Source: Teachers and Teaching: theory and practice, Vol. 17, No. 3, June 2011, 325–343.
(Reviewed by the Portal Team)
This small-scale research study explores early career teachers' (ECTs) perceptions of factors shaping the quality of their early professional learning (EPL) experiences. Their perspective relating to curriculum change and its impact on EPL is considered.
A literature review provides a background to the research questions.
The literature review identified three research questions:
● What factors have enabled ECTs’ EPL?
● What factors have constrained ECTs’ EPL?
● What are ECTs’ views relating to curriculum change and how does this impact on their EPL?
The study draws on qualitative data to investigate the perspective of 14 early career secondary geography teachers in Scotland as they reflect on their first three years of teaching. All the participants completed their Professional Graduate Diploma in Education (PGDE) in geography at the same Scottish university in 2005–2006.
Individual semi-structured interviews were completed during June 2008 at the end of the ECTs’ second post-induction year.
This study exemplifies the issues faced by one cohort of ECTs in their first three years and identifies important and recurrent factors which have enabled, constrained and shaped their progress.

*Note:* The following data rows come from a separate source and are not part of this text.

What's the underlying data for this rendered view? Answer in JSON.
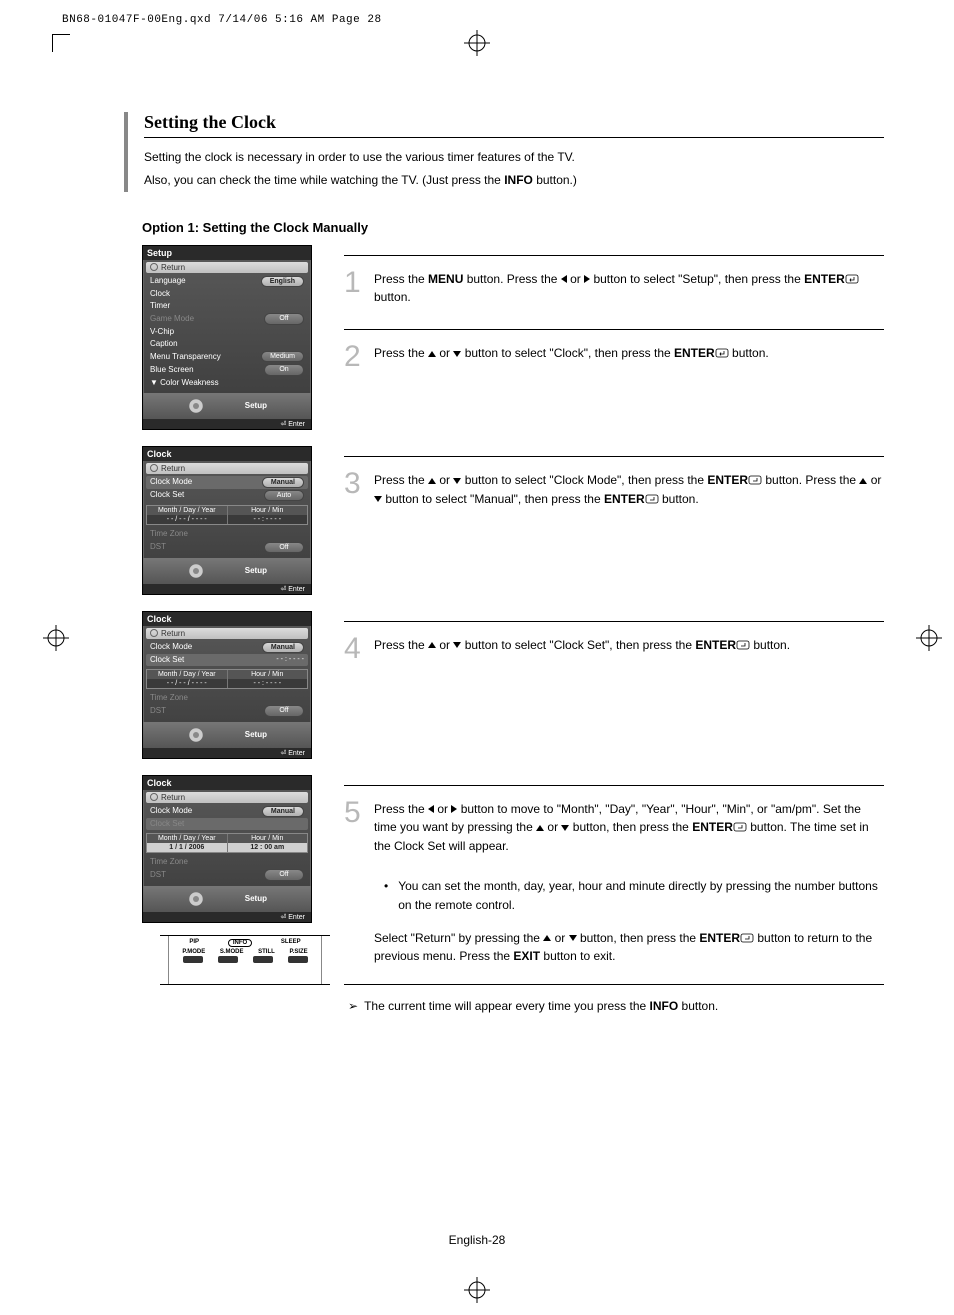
{
  "print_header": "BN68-01047F-00Eng.qxd  7/14/06  5:16 AM  Page 28",
  "title": "Setting the Clock",
  "intro_line1": "Setting the clock is necessary in order to use the various timer features of the TV.",
  "intro_line2_a": "Also, you can check the time while watching the TV. (Just press the ",
  "intro_line2_b": "INFO",
  "intro_line2_c": " button.)",
  "option_heading": "Option 1: Setting the Clock Manually",
  "steps": {
    "s1": {
      "num": "1",
      "a": "Press the ",
      "b": "MENU",
      "c": " button. Press the ",
      "d": " or ",
      "e": " button to select \"Setup\", then press the ",
      "f": "ENTER",
      "g": " button."
    },
    "s2": {
      "num": "2",
      "a": "Press the ",
      "b": " or ",
      "c": " button to select \"Clock\", then press the ",
      "d": "ENTER",
      "e": " button."
    },
    "s3": {
      "num": "3",
      "a": "Press the ",
      "b": " or ",
      "c": " button to select \"Clock Mode\", then press the ",
      "d": "ENTER",
      "e": " button. Press the ",
      "f": " or ",
      "g": " button to select \"Manual\", then press the ",
      "h": "ENTER",
      "i": " button."
    },
    "s4": {
      "num": "4",
      "a": "Press the ",
      "b": " or ",
      "c": " button to select \"Clock Set\", then press the ",
      "d": "ENTER",
      "e": " button."
    },
    "s5": {
      "num": "5",
      "a": "Press the ",
      "b": " or ",
      "c": " button to move to \"Month\", \"Day\", \"Year\", \"Hour\", \"Min\", or \"am/pm\". Set the time you want by pressing the ",
      "d": " or ",
      "e": " button, then press the ",
      "f": "ENTER",
      "g": " button. The time set in the Clock Set will appear."
    }
  },
  "note_bullet": "You can set the month, day, year, hour and minute directly by pressing the number buttons on the remote control.",
  "note_return_a": "Select \"Return\" by pressing the ",
  "note_return_b": " or ",
  "note_return_c": " button, then press the ",
  "note_return_d": "ENTER",
  "note_return_e": " button to return to the previous menu. Press the ",
  "note_return_f": "EXIT",
  "note_return_g": " button to exit.",
  "final_note_a": "The current time will appear every time you press the ",
  "final_note_b": "INFO",
  "final_note_c": " button.",
  "page_number": "English-28",
  "menu1": {
    "title": "Setup",
    "return": "Return",
    "rows": [
      {
        "label": "Language",
        "val": "English"
      },
      {
        "label": "Clock",
        "val": ""
      },
      {
        "label": "Timer",
        "val": ""
      },
      {
        "label": "Game Mode",
        "val": "Off"
      },
      {
        "label": "V-Chip",
        "val": ""
      },
      {
        "label": "Caption",
        "val": ""
      },
      {
        "label": "Menu Transparency",
        "val": "Medium"
      },
      {
        "label": "Blue Screen",
        "val": "On"
      },
      {
        "label": "▼ Color Weakness",
        "val": ""
      }
    ],
    "footer": "Setup",
    "enter": "Enter"
  },
  "menu2": {
    "title": "Clock",
    "return": "Return",
    "clock_mode_label": "Clock Mode",
    "clock_mode_val1": "Manual",
    "clock_mode_val2": "Auto",
    "clock_set_label": "Clock Set",
    "th_date": "Month / Day / Year",
    "th_time": "Hour / Min",
    "td_date": "- -  /  - -  /  - - - -",
    "td_time": "- -  :  - -   - -",
    "tz": "Time Zone",
    "dst": "DST",
    "dst_val": "Off",
    "footer": "Setup",
    "enter": "Enter"
  },
  "menu3": {
    "title": "Clock",
    "return": "Return",
    "clock_mode_label": "Clock Mode",
    "clock_mode_val": "Manual",
    "clock_set_label": "Clock Set",
    "clock_set_val": "- -  :  - -   - -",
    "th_date": "Month / Day / Year",
    "th_time": "Hour / Min",
    "td_date": "- -  /  - -  /  - - - -",
    "td_time": "- -  :  - -   - -",
    "tz": "Time Zone",
    "dst": "DST",
    "dst_val": "Off",
    "footer": "Setup",
    "enter": "Enter"
  },
  "menu4": {
    "title": "Clock",
    "return": "Return",
    "clock_mode_label": "Clock Mode",
    "clock_mode_val": "Manual",
    "clock_set_label": "Clock Set",
    "th_date": "Month / Day / Year",
    "th_time": "Hour / Min",
    "td_date": "1  /  1  /  2006",
    "td_time": "12  :  00   am",
    "tz": "Time Zone",
    "dst": "DST",
    "dst_val": "Off",
    "footer": "Setup",
    "enter": "Enter"
  },
  "remote": {
    "r1a": "PIP",
    "r1b": "INFO",
    "r1c": "SLEEP",
    "r2a": "P.MODE",
    "r2b": "S.MODE",
    "r2c": "STILL",
    "r2d": "P.SIZE"
  }
}
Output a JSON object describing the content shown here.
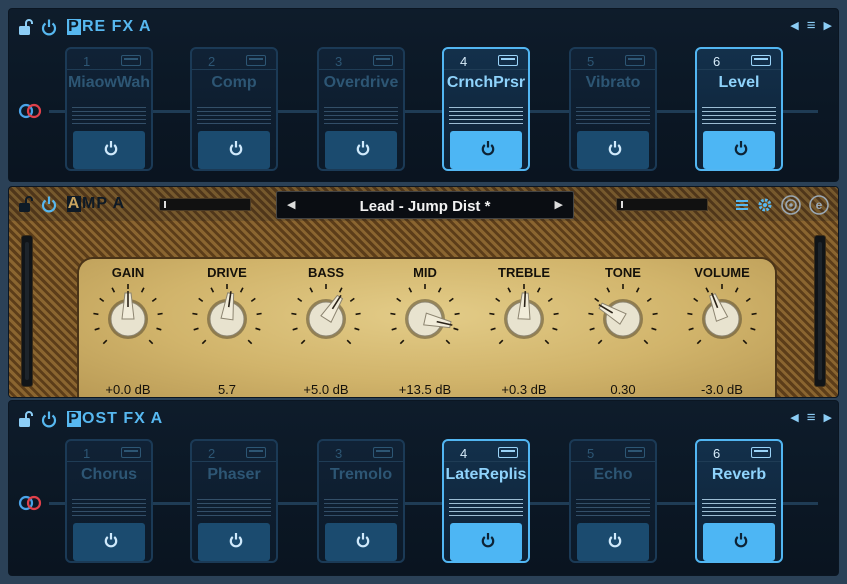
{
  "pre_fx": {
    "title_cap": "P",
    "title_rest": "RE FX A",
    "pedals": [
      {
        "num": "1",
        "name": "MiaowWah",
        "on": false
      },
      {
        "num": "2",
        "name": "Comp",
        "on": false
      },
      {
        "num": "3",
        "name": "Overdrive",
        "on": false
      },
      {
        "num": "4",
        "name": "CrnchPrsr",
        "on": true
      },
      {
        "num": "5",
        "name": "Vibrato",
        "on": false
      },
      {
        "num": "6",
        "name": "Level",
        "on": true
      }
    ]
  },
  "amp": {
    "title_cap": "A",
    "title_rest": "MP A",
    "preset": "Lead - Jump Dist *",
    "knobs": [
      {
        "label": "GAIN",
        "value": "+0.0 dB",
        "level": 0.5
      },
      {
        "label": "DRIVE",
        "value": "5.7",
        "level": 0.53
      },
      {
        "label": "BASS",
        "value": "+5.0 dB",
        "level": 0.62
      },
      {
        "label": "MID",
        "value": "+13.5 dB",
        "level": 0.88
      },
      {
        "label": "TREBLE",
        "value": "+0.3 dB",
        "level": 0.51
      },
      {
        "label": "TONE",
        "value": "0.30",
        "level": 0.28
      },
      {
        "label": "VOLUME",
        "value": "-3.0 dB",
        "level": 0.42
      }
    ]
  },
  "post_fx": {
    "title_cap": "P",
    "title_rest": "OST FX A",
    "pedals": [
      {
        "num": "1",
        "name": "Chorus",
        "on": false
      },
      {
        "num": "2",
        "name": "Phaser",
        "on": false
      },
      {
        "num": "3",
        "name": "Tremolo",
        "on": false
      },
      {
        "num": "4",
        "name": "LateReplis",
        "on": true
      },
      {
        "num": "5",
        "name": "Echo",
        "on": false
      },
      {
        "num": "6",
        "name": "Reverb",
        "on": true
      }
    ]
  },
  "colors": {
    "accent": "#52b6f2",
    "switch_on": "#4db6f4",
    "switch_off": "#1b4b6f"
  }
}
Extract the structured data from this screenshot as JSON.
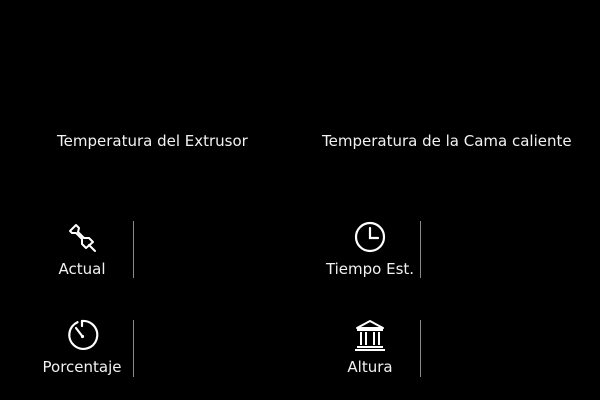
{
  "headings": {
    "extruder_temp": "Temperatura del Extrusor",
    "bed_temp": "Temperatura de la Cama caliente"
  },
  "stats": {
    "actual": {
      "label": "Actual",
      "icon": "pushpin-icon"
    },
    "time_estimate": {
      "label": "Tiempo Est.",
      "icon": "clock-icon"
    },
    "percentage": {
      "label": "Porcentaje",
      "icon": "stopwatch-dial-icon"
    },
    "height": {
      "label": "Altura",
      "icon": "building-columns-icon"
    }
  },
  "colors": {
    "background": "#000000",
    "text": "#f2f2f2",
    "divider": "#8a8a8a"
  }
}
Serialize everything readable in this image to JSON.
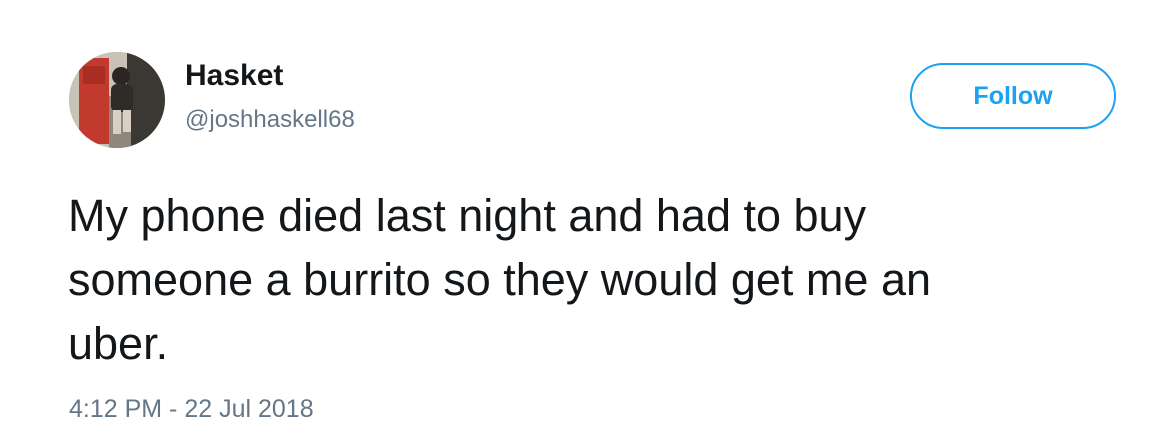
{
  "user": {
    "display_name": "Hasket",
    "handle": "@joshhaskell68"
  },
  "follow_button": {
    "label": "Follow"
  },
  "tweet": {
    "text": "My phone died last night and had to buy\nsomeone a burrito so they would get me an\nuber.",
    "timestamp": "4:12 PM - 22 Jul 2018"
  },
  "colors": {
    "accent": "#1da1f2",
    "text_primary": "#14171a",
    "text_secondary": "#657786",
    "background": "#ffffff"
  },
  "icons": {
    "avatar": "profile-photo"
  }
}
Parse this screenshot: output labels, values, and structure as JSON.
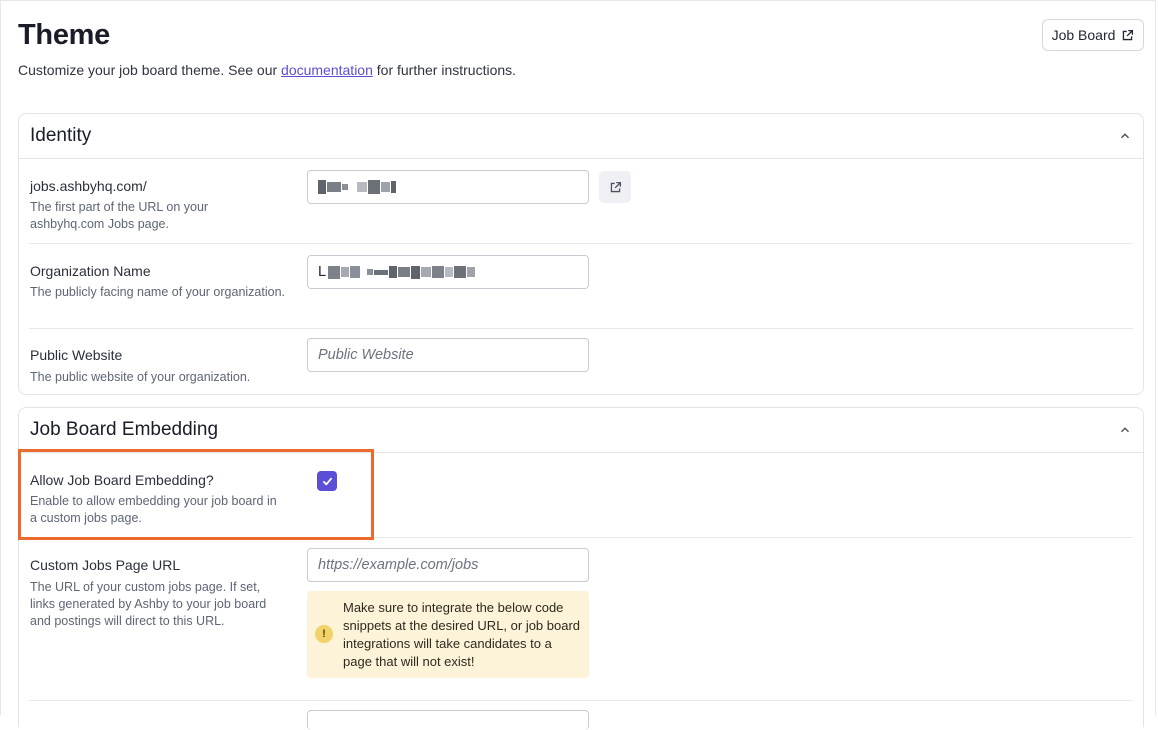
{
  "header": {
    "title": "Theme",
    "subtitle_before": "Customize your job board theme. See our ",
    "subtitle_link": "documentation",
    "subtitle_after": " for further instructions.",
    "job_board_button": "Job Board"
  },
  "identity": {
    "title": "Identity",
    "fields": [
      {
        "label": "jobs.ashbyhq.com/",
        "description": "The first part of the URL on your ashbyhq.com Jobs page.",
        "value": ""
      },
      {
        "label": "Organization Name",
        "description": "The publicly facing name of your organization.",
        "value": "L"
      },
      {
        "label": "Public Website",
        "description": "The public website of your organization.",
        "placeholder": "Public Website"
      }
    ]
  },
  "embedding": {
    "title": "Job Board Embedding",
    "allow": {
      "label": "Allow Job Board Embedding?",
      "description": "Enable to allow embedding your job board in a custom jobs page.",
      "checked": true
    },
    "custom_url": {
      "label": "Custom Jobs Page URL",
      "description": "The URL of your custom jobs page. If set, links generated by Ashby to your job board and postings will direct to this URL.",
      "placeholder": "https://example.com/jobs",
      "warning": "Make sure to integrate the below code snippets at the desired URL, or job board integrations will take candidates to a page that will not exist!"
    }
  },
  "colors": {
    "accent": "#5b4fd6",
    "highlight": "#ec6a2b",
    "warning_bg": "#fcf3d8"
  },
  "icons": [
    "external-link-icon",
    "chevron-up-icon",
    "check-icon",
    "warning-icon"
  ]
}
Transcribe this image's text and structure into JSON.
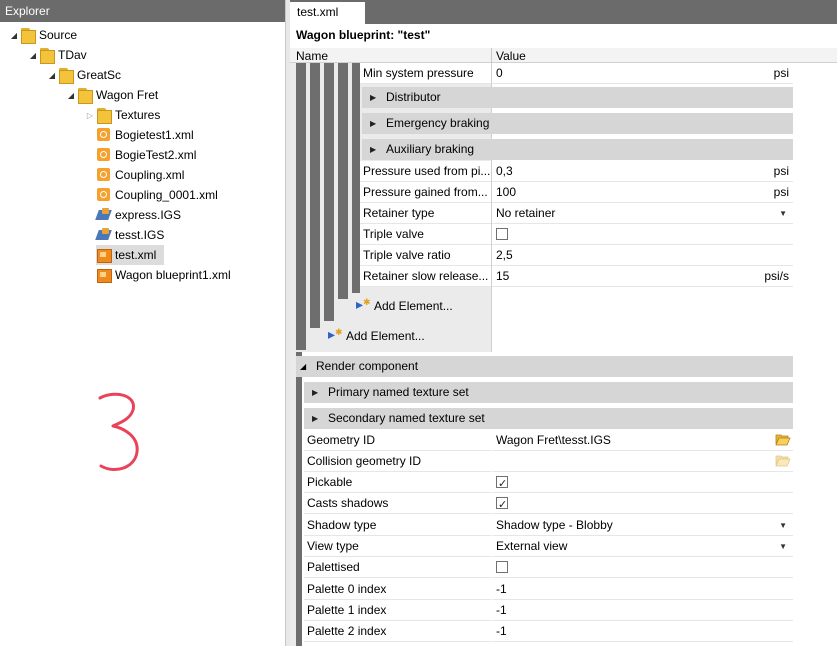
{
  "explorer": {
    "title": "Explorer",
    "tree": [
      {
        "label": "Source",
        "type": "folder",
        "expanded": true
      },
      {
        "label": "TDav",
        "type": "folder",
        "expanded": true
      },
      {
        "label": "GreatSc",
        "type": "folder",
        "expanded": true
      },
      {
        "label": "Wagon Fret",
        "type": "folder",
        "expanded": true
      },
      {
        "label": "Textures",
        "type": "folder",
        "expanded": false
      },
      {
        "label": "Bogietest1.xml",
        "type": "xml-file"
      },
      {
        "label": "BogieTest2.xml",
        "type": "xml-file"
      },
      {
        "label": "Coupling.xml",
        "type": "xml-file"
      },
      {
        "label": "Coupling_0001.xml",
        "type": "xml-file"
      },
      {
        "label": "express.IGS",
        "type": "igs-file"
      },
      {
        "label": "tesst.IGS",
        "type": "igs-file"
      },
      {
        "label": "test.xml",
        "type": "blueprint-file",
        "selected": true
      },
      {
        "label": "Wagon blueprint1.xml",
        "type": "blueprint-file"
      }
    ],
    "drawing_color": "#e8435a"
  },
  "editor": {
    "tab_label": "test.xml",
    "doc_title": "Wagon blueprint: \"test\"",
    "columns": {
      "name": "Name",
      "value": "Value"
    },
    "brake_props_top": [
      {
        "name": "Min system pressure",
        "value": "0",
        "unit": "psi"
      }
    ],
    "brake_groups": [
      "Distributor",
      "Emergency braking",
      "Auxiliary braking"
    ],
    "brake_props": [
      {
        "name": "Pressure used from pi...",
        "value": "0,3",
        "unit": "psi"
      },
      {
        "name": "Pressure gained from...",
        "value": "100",
        "unit": "psi"
      },
      {
        "name": "Retainer type",
        "value": "No retainer",
        "dropdown": true
      },
      {
        "name": "Triple valve",
        "checkbox": true,
        "checked": false
      },
      {
        "name": "Triple valve ratio",
        "value": "2,5"
      },
      {
        "name": "Retainer slow release...",
        "value": "15",
        "unit": "psi/s"
      }
    ],
    "add_element_label": "Add Element...",
    "render_component": {
      "header": "Render component",
      "groups": [
        "Primary named texture set",
        "Secondary named texture set"
      ],
      "props": [
        {
          "name": "Geometry ID",
          "value": "Wagon Fret\\tesst.IGS",
          "folder": true
        },
        {
          "name": "Collision geometry ID",
          "value": "",
          "folder": true,
          "disabled": true
        },
        {
          "name": "Pickable",
          "checkbox": true,
          "checked": true
        },
        {
          "name": "Casts shadows",
          "checkbox": true,
          "checked": true
        },
        {
          "name": "Shadow type",
          "value": "Shadow type - Blobby",
          "dropdown": true
        },
        {
          "name": "View type",
          "value": "External view",
          "dropdown": true
        },
        {
          "name": "Palettised",
          "checkbox": true,
          "checked": false
        },
        {
          "name": "Palette 0 index",
          "value": "-1"
        },
        {
          "name": "Palette 1 index",
          "value": "-1"
        },
        {
          "name": "Palette 2 index",
          "value": "-1"
        }
      ]
    }
  },
  "colors": {
    "header_gray": "#6b6b6b",
    "group_gray": "#d6d6d6",
    "indent_bar": "#6e6e6e"
  }
}
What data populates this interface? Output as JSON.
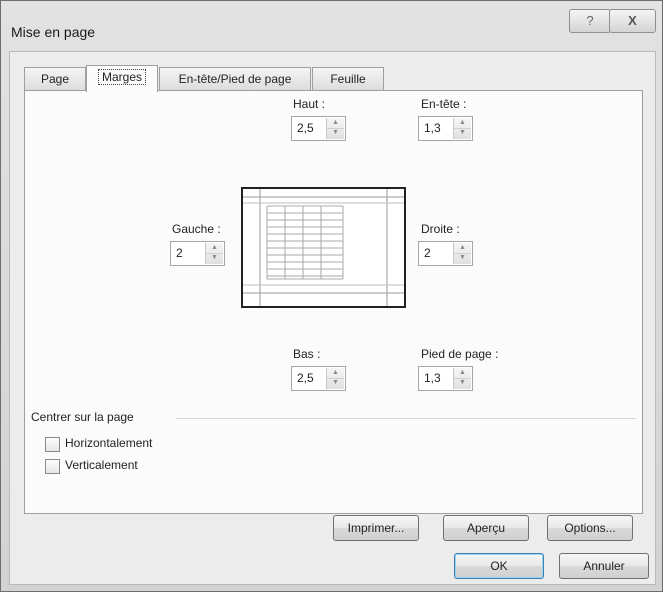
{
  "window": {
    "title": "Mise en page",
    "help_label": "?",
    "close_label": "X"
  },
  "tabs": [
    {
      "label": "Page"
    },
    {
      "label": "Marges"
    },
    {
      "label": "En-tête/Pied de page"
    },
    {
      "label": "Feuille"
    }
  ],
  "active_tab": "Marges",
  "margins": {
    "haut": {
      "label": "Haut :",
      "value": "2,5"
    },
    "entete": {
      "label": "En-tête :",
      "value": "1,3"
    },
    "gauche": {
      "label": "Gauche :",
      "value": "2"
    },
    "droite": {
      "label": "Droite :",
      "value": "2"
    },
    "bas": {
      "label": "Bas :",
      "value": "2,5"
    },
    "pied": {
      "label": "Pied de page :",
      "value": "1,3"
    }
  },
  "centrer": {
    "label": "Centrer sur la page",
    "horizontal": {
      "label": "Horizontalement",
      "checked": false
    },
    "vertical": {
      "label": "Verticalement",
      "checked": false
    }
  },
  "buttons": {
    "imprimer": "Imprimer...",
    "apercu": "Aperçu",
    "options": "Options...",
    "ok": "OK",
    "annuler": "Annuler"
  },
  "icons": {
    "spin_up": "spin-up-arrow",
    "spin_down": "spin-down-arrow",
    "preview": "page-preview"
  }
}
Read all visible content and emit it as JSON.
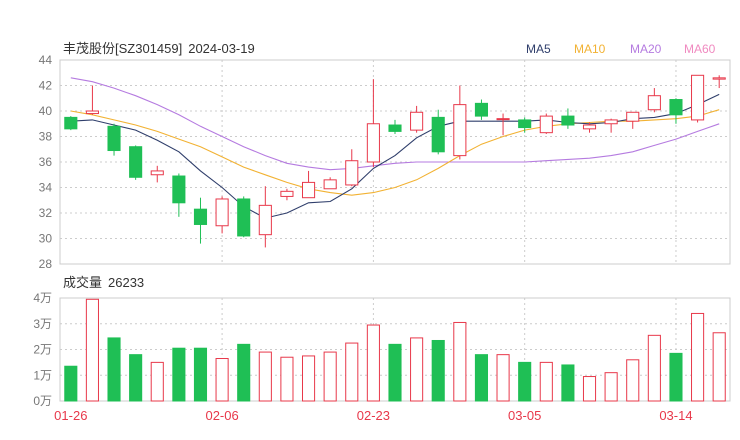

The data gathered indicate that departmental or faculty groupings can form the basis of post-induction support and play a crucial role in enhancing or constraining ECTs’ EPL and attitudes towards curriculum change. The emotional and relational dimensions of the faculty system, concerns linked to loss of subject identity and shrinking budgets present challenges. Subject identity emerged as an important issue for many of the ECTs in relation to the structure of schools and level of support offered.